If the Australian public were listening to various opposition members in this debate, I think they would go away very confused. The member for Moncrieff was stating that we do not need NBN—that health services over fast broadband are happening now. At the same time, the member for Ryan is saying that there is no doubt that the country will benefit from the rollout of fibre across the country to deliver fast broadband but that, overall, it is bad for the country because it will cost money. The shadow minister is outlining proposed amendments, yet to be tendered, which allegedly seek to provide for competition because the providers do not want to miss out on the opportunities that come from the demand for fast broadband. At the same time, other opposition members are criticising the NBN rollout as a white elephant because apparently no householders are going to take up the option of connecting fast broadband to their premises. So on one hand providers are missing out and, on the other, nobody is going to take up broadband.

Then of course we have the shadow minister continually using South Korea as an alternative example of a country that is rolling out fast broadband but only to the basement. There are many similarities between Australia and South Korea—they are celebrating this year, as is Australia, Australian-Korean diplomatic relationships over the past 50 years. But when we compare the size of the countries and when we compare the living styles—the majority of their population live in high-rise apartments; the majority in Australia live in stand-alone houses—it is clear that the statements being relied on are just incorrect. The arguments are flawed.

In fact, when the shadow minister was asking questions about South Korea of Mr Harris, the Secretary of the Department of Broadband, Communications and the Digital Economy, Mr Harris said:

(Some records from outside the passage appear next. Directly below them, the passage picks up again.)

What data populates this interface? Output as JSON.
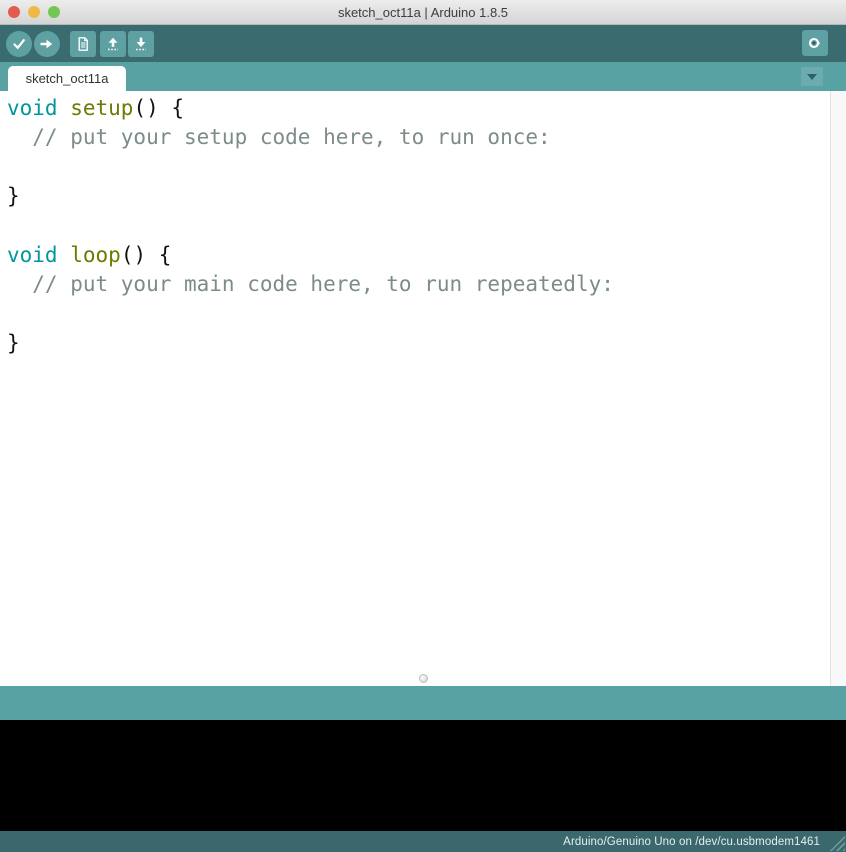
{
  "window": {
    "title": "sketch_oct11a | Arduino 1.8.5"
  },
  "toolbar": {
    "buttons": [
      {
        "id": "verify",
        "icon": "check-icon"
      },
      {
        "id": "upload",
        "icon": "arrow-right-icon"
      },
      {
        "id": "new-sketch",
        "icon": "document-icon"
      },
      {
        "id": "open",
        "icon": "arrow-up-icon"
      },
      {
        "id": "save",
        "icon": "arrow-down-icon"
      },
      {
        "id": "serial-monitor",
        "icon": "magnifier-icon"
      }
    ]
  },
  "tab_bar": {
    "tabs": [
      {
        "label": "sketch_oct11a",
        "active": true
      }
    ],
    "menu_button_icon": "chevron-down-icon"
  },
  "editor": {
    "lines": [
      [
        {
          "t": "void",
          "s": "keyword"
        },
        {
          "t": " ",
          "s": "plain"
        },
        {
          "t": "setup",
          "s": "function"
        },
        {
          "t": "() {",
          "s": "plain"
        }
      ],
      [
        {
          "t": "  // put your setup code here, to run once:",
          "s": "comment"
        }
      ],
      [],
      [
        {
          "t": "}",
          "s": "plain"
        }
      ],
      [],
      [
        {
          "t": "void",
          "s": "keyword"
        },
        {
          "t": " ",
          "s": "plain"
        },
        {
          "t": "loop",
          "s": "function"
        },
        {
          "t": "() {",
          "s": "plain"
        }
      ],
      [
        {
          "t": "  // put your main code here, to run repeatedly:",
          "s": "comment"
        }
      ],
      [],
      [
        {
          "t": "}",
          "s": "plain"
        }
      ]
    ]
  },
  "status_bar": {
    "board_info": "Arduino/Genuino Uno on /dev/cu.usbmodem1461"
  },
  "colors": {
    "toolbar_bg": "#3a6b6e",
    "button_fill": "#5fa0a3",
    "tab_strip_bg": "#58a2a4",
    "status_strip_bg": "#58a2a4",
    "console_bg": "#000000",
    "bottom_bar_bg": "#3b686c",
    "kw": "#00979c",
    "fn": "#6e7a00",
    "cm": "#7e8b8b",
    "pl": "#121212",
    "traffic_red": "#e25a50",
    "traffic_yellow": "#eeba45",
    "traffic_green": "#72c653"
  }
}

On the Korean issue, we had the Korea-Australia-New Zealand Broadband Summit in Hobart a few weeks ago. I asked the Korean communications commissioner about these issues … I asked the CEO of the Korean Communications Com­mission. He is a senior representative in creating the plans by which the Koreans are doing these investments.

He went on to state:

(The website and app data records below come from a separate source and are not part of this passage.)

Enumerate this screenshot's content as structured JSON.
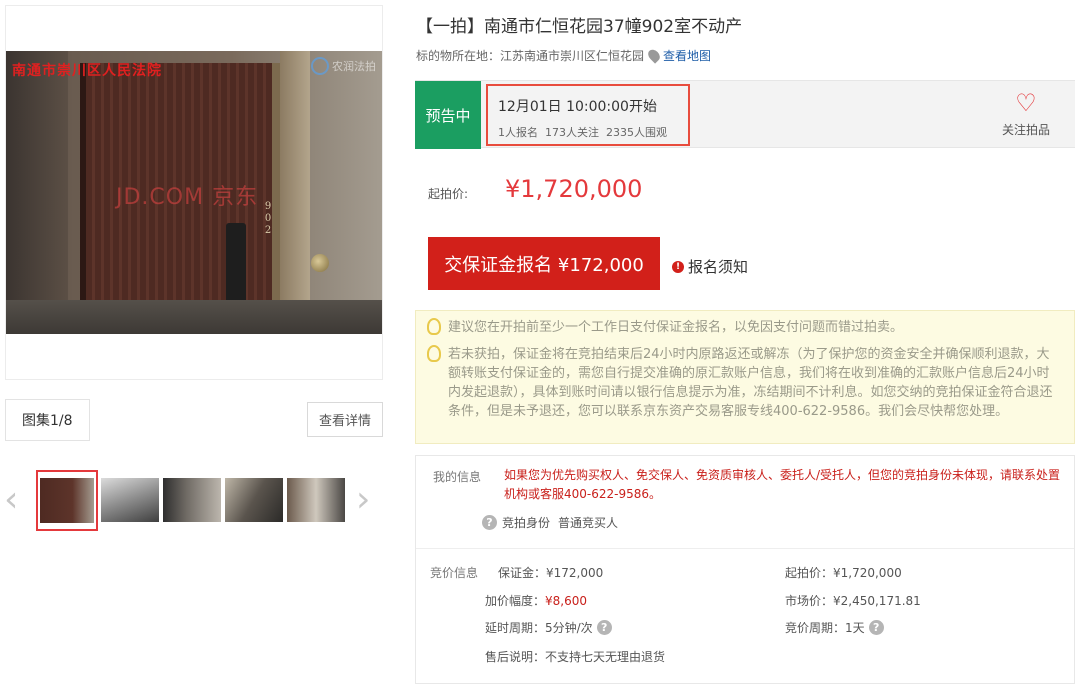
{
  "gallery": {
    "watermark_top": "南通市崇川区人民法院",
    "watermark_center": "JD.COM 京东",
    "logo_text": "农润法拍",
    "door_number": "9\n0\n2",
    "count_label": "图集1/8",
    "view_details": "查看详情",
    "prev_arrow": "‹",
    "next_arrow": "›"
  },
  "item": {
    "title": "【一拍】南通市仁恒花园37幢902室不动产",
    "location_label": "标的物所在地：江苏南通市崇川区仁恒花园",
    "map_link": "查看地图"
  },
  "status": {
    "badge": "预告中",
    "start_time": "12月01日 10:00:00开始",
    "stats": "1人报名  173人关注  2335人围观",
    "follow_label": "关注拍品",
    "follow_icon": "♡"
  },
  "price": {
    "label": "起拍价:",
    "value": "¥1,720,000"
  },
  "actions": {
    "deposit_button": "交保证金报名 ¥172,000",
    "notice_link": "报名须知",
    "alert_glyph": "!"
  },
  "tips": [
    "建议您在开拍前至少一个工作日支付保证金报名，以免因支付问题而错过拍卖。",
    "若未获拍，保证金将在竞拍结束后24小时内原路返还或解冻（为了保护您的资金安全并确保顺利退款，大额转账支付保证金的，需您自行提交准确的原汇款账户信息，我们将在收到准确的汇款账户信息后24小时内发起退款），具体到账时间请以银行信息提示为准，冻结期间不计利息。如您交纳的竞拍保证金符合退还条件，但是未予退还，您可以联系京东资产交易客服专线400-622-9586。我们会尽快帮您处理。"
  ],
  "my_info": {
    "label": "我的信息",
    "warning": "如果您为优先购买权人、免交保人、免资质审核人、委托人/受托人，但您的竞拍身份未体现，请联系处置机构或客服400-622-9586。",
    "identity_label": "竞拍身份",
    "identity_value": "普通竞买人",
    "help_glyph": "?"
  },
  "bid_info": {
    "label": "竞价信息",
    "deposit": "保证金：¥172,000",
    "start_price": "起拍价：¥1,720,000",
    "increment_label": "加价幅度：",
    "increment_value": "¥8,600",
    "market_price": "市场价：¥2,450,171.81",
    "delay": "延时周期：5分钟/次",
    "bid_cycle": "竞价周期：1天",
    "after_sale": "售后说明：不支持七天无理由退货"
  },
  "colors": {
    "accent_red": "#e4393c",
    "status_green": "#1b9e61",
    "button_red": "#d2201a"
  }
}
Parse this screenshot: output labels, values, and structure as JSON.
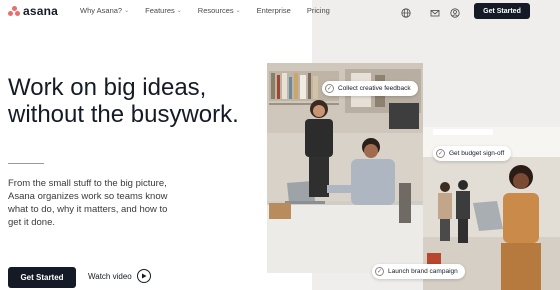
{
  "brand": {
    "name": "asana",
    "dot_color": "#f06a6a"
  },
  "nav": {
    "links": [
      {
        "label": "Why Asana?",
        "has_dropdown": true
      },
      {
        "label": "Features",
        "has_dropdown": true
      },
      {
        "label": "Resources",
        "has_dropdown": true
      },
      {
        "label": "Enterprise",
        "has_dropdown": false
      },
      {
        "label": "Pricing",
        "has_dropdown": false
      }
    ],
    "icons": [
      "globe-icon",
      "mail-icon",
      "user-icon"
    ],
    "cta_label": "Get Started"
  },
  "hero": {
    "headline_line1": "Work on big ideas,",
    "headline_line2": "without the busywork.",
    "subcopy": "From the small stuff to the big picture, Asana organizes work so teams know what to do, why it matters, and how to get it done.",
    "cta_label": "Get Started",
    "video_label": "Watch video"
  },
  "collage": {
    "tags": [
      "Collect creative feedback",
      "Get budget sign-off",
      "Launch brand campaign"
    ]
  },
  "colors": {
    "primary_dark": "#151b26",
    "panel_bg": "#efeeec"
  }
}
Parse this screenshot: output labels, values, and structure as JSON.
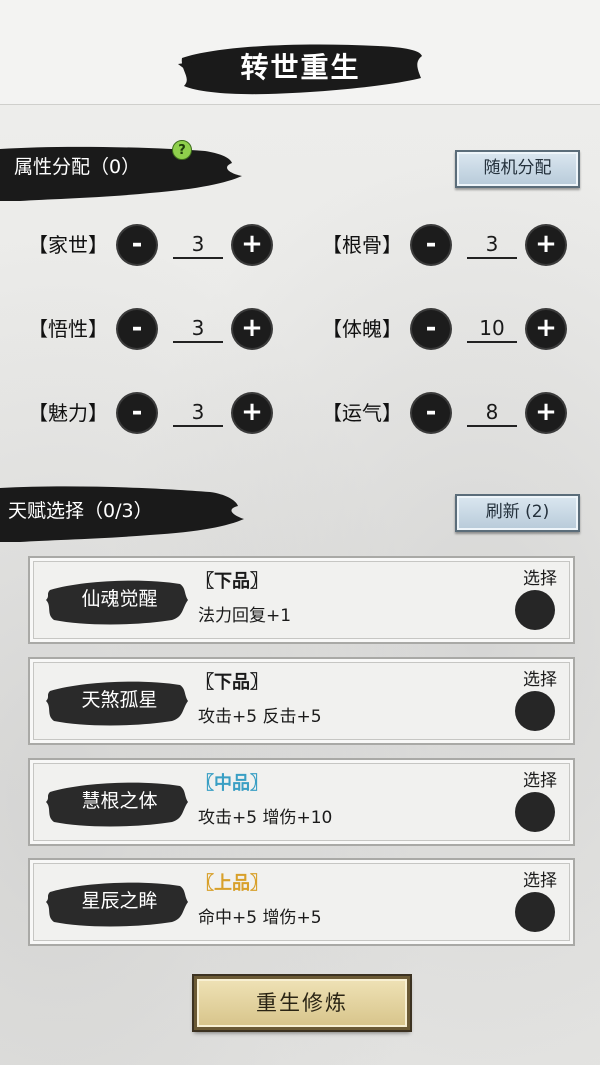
{
  "header": {
    "title": "转世重生"
  },
  "attributes": {
    "title": "属性分配（0）",
    "help_glyph": "?",
    "random_button": "随机分配",
    "minus_glyph": "-",
    "plus_glyph": "+",
    "stats": [
      {
        "label": "【家世】",
        "value": "3"
      },
      {
        "label": "【根骨】",
        "value": "3"
      },
      {
        "label": "【悟性】",
        "value": "3"
      },
      {
        "label": "【体魄】",
        "value": "10"
      },
      {
        "label": "【魅力】",
        "value": "3"
      },
      {
        "label": "【运气】",
        "value": "8"
      }
    ]
  },
  "talents": {
    "title": "天赋选择（0/3）",
    "refresh_button": "刷新 (2)",
    "select_label": "选择",
    "items": [
      {
        "name": "仙魂觉醒",
        "grade": "〖下品〗",
        "effect": "法力回复+1",
        "grade_color": "#1a1a1a"
      },
      {
        "name": "天煞孤星",
        "grade": "〖下品〗",
        "effect": "攻击+5  反击+5",
        "grade_color": "#1a1a1a"
      },
      {
        "name": "慧根之体",
        "grade": "〖中品〗",
        "effect": "攻击+5  增伤+10",
        "grade_color": "#3a9fc4"
      },
      {
        "name": "星辰之眸",
        "grade": "〖上品〗",
        "effect": "命中+5  增伤+5",
        "grade_color": "#d8a02a"
      }
    ]
  },
  "rebirth_button": "重生修炼",
  "colors": {
    "ink": "#1c1c1c",
    "paper": "#e9e9e7",
    "blue_button": "#b7cad9",
    "gold_button": "#d7c48a"
  }
}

Korea has a Fibre-To-The-Home Council and is clearly running, in their advice to us, fibre-to-the-home network planning. They are doing fibre to the home. They are just sequencing it as we have done, fibre to the basement, as you have said, we have done some fibre to the node and we are keeping on going and now doing fibre to the home. It has not stopped. Their program continues and their objective is fibre to the home.

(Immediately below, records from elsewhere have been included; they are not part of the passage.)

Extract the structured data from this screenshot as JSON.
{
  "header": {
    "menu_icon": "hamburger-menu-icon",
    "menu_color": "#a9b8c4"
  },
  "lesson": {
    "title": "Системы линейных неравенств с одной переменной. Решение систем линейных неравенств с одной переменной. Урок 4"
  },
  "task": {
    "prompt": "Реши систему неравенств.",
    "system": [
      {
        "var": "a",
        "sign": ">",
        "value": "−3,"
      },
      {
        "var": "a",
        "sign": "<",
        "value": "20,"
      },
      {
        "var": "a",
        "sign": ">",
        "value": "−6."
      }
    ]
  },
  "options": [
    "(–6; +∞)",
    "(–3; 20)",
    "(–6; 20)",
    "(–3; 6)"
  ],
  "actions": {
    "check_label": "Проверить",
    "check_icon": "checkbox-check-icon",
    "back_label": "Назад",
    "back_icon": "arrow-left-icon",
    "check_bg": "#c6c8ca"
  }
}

By all means we should look at international examples and learn from their experiences, but it is important that we do not get distracted by flawed arguments, such as that from the shadow minister. Although the opposition clearly do not understand the importance of a national fast broadband network and the benefits it can and will bring to many aspects of our economy and people's lives, the Labor Party and this Labor government do understand. That is why this Gillard Labor government is committed to passing this bill, committed to ensuring that fibre-ready infrastructure in our new developments and committed to seeing the rollout of the National Broadband Network. People in my electorate of Petrie understand the importance of such infrastructure. We have many black spots, even though we are metropolitan and outer metropolitan, where people cannot get broadband at all. People in my electorate understand the importance of the National Broadband Network. The Australian people understand the importance of such infrastructure. That is why this government is delivering on its promise to the Australian people and it is for this reason that I commend the bill to the House.